Plus, unless cryptocurrencies are more widely adopted for transactions, it’s unlikely that they will be able to overcome the limitation that, for many people to benefit from them, they still need to convert them into fiat currency for everyday use.
So far, the IRS treats cryptocurrency taxes similarly to stocks, especially when crypto assets are bought and sold on crypto exchanges like Coinbase or Gemini.
As long as cryptocurrencies are treated as stocks for regulatory purposes, there’s a good chance that they will continue to be correlated to the stock market, since they are seen more as speculative investments or stores of value than they are mediums of exchange.
On the other hand, the cryptos most correlated to the stock market are the major currencies like Bitcoin and Ethereum.
Smaller cryptocurrencies might not be as correlated in the future. Additionally, coins that have strong underlying use cases might be used as hedges later on, even if that don’t truly disrupt the financial system and instead co-exist with the current system.
The Bottom Line
Ever since the Covid-19 pandemic, cryptocurrency returns, particularly Bitcoin, have seen an increased correlation to the stock market.
This correlation has only increased as cryptocurrencies are seen more as investments along the lines of other asset classes like stocks and have become a more popular alternative asset class overall.
While there’s no way to predict the future, it’s not too far-fetched to consider that, unless cryptocurrencies can truly replace the current financial system, they are unlikely to become completely uncorrelated from the stock market.
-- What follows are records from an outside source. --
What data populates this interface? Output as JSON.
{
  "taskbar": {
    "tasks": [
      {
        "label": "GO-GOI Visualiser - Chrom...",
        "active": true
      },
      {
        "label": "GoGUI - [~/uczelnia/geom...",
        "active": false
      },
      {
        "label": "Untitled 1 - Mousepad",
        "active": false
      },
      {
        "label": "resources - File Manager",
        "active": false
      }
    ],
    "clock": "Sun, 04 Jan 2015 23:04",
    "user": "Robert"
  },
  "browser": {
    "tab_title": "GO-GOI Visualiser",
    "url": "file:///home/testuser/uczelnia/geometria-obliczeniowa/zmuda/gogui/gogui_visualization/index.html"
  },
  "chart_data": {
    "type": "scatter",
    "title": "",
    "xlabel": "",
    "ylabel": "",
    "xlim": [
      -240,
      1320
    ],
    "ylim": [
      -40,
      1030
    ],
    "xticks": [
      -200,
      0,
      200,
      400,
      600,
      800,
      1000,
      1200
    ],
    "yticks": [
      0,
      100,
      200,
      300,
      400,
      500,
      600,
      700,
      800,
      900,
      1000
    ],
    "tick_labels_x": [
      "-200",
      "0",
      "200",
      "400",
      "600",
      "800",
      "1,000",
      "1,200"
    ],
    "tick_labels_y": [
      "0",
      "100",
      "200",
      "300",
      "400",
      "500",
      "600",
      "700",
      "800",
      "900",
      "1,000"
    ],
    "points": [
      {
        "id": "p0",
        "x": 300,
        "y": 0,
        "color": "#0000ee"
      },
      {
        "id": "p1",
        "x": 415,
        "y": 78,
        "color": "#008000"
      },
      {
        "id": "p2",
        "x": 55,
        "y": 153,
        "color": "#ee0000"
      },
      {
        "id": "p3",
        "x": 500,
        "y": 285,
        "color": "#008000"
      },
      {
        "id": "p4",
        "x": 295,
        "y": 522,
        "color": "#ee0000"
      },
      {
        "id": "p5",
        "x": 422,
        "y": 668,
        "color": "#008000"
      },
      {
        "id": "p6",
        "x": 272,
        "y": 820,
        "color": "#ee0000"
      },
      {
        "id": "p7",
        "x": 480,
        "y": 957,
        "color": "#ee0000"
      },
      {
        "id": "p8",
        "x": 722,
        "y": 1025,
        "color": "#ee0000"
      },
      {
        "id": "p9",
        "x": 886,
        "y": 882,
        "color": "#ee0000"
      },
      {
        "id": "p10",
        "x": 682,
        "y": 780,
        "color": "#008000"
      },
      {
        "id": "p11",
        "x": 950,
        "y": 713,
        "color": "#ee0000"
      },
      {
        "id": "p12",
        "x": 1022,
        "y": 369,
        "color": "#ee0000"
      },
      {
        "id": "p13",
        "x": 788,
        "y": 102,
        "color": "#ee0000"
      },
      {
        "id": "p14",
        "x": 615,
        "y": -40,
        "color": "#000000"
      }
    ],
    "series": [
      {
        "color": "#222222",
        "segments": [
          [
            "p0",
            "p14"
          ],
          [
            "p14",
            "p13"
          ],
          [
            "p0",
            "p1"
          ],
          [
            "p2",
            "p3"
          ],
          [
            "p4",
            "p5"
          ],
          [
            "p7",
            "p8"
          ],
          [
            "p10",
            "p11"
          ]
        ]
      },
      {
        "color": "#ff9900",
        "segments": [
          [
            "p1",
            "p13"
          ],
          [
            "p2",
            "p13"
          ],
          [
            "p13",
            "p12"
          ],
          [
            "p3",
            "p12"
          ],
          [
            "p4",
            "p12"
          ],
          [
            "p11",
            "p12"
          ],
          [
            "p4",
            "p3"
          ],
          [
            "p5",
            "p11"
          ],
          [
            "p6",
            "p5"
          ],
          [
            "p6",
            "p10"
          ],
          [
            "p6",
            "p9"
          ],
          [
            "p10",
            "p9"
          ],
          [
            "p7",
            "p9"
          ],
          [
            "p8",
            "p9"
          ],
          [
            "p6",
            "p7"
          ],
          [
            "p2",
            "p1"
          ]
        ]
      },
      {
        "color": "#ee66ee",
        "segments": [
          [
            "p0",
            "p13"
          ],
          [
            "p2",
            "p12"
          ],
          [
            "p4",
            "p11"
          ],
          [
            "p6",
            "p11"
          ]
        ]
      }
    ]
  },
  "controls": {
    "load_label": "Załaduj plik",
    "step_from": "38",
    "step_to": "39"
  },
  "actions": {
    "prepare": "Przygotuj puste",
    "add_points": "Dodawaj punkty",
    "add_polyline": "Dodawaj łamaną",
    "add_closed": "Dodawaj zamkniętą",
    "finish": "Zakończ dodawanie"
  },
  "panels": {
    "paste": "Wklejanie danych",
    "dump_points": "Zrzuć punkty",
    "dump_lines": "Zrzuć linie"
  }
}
Instead, cryptocurrencies could potentially co-exist as an additional, if correlated, asset class.
Miranda Marquit, MBA, has been covering personal finance, investing and business topics for more than 15 years, and covering crypto topics for more than 10 years. She has contributed to numerous outlets, including NPR, Marketwatch, U.S. News & World Report and HuffPost. She is an avid podcaster, co-hosting the podcast at Money Talks News. Miranda lives in Idaho, where she enjoys spending time with her son playing board games, travel and the outdoors.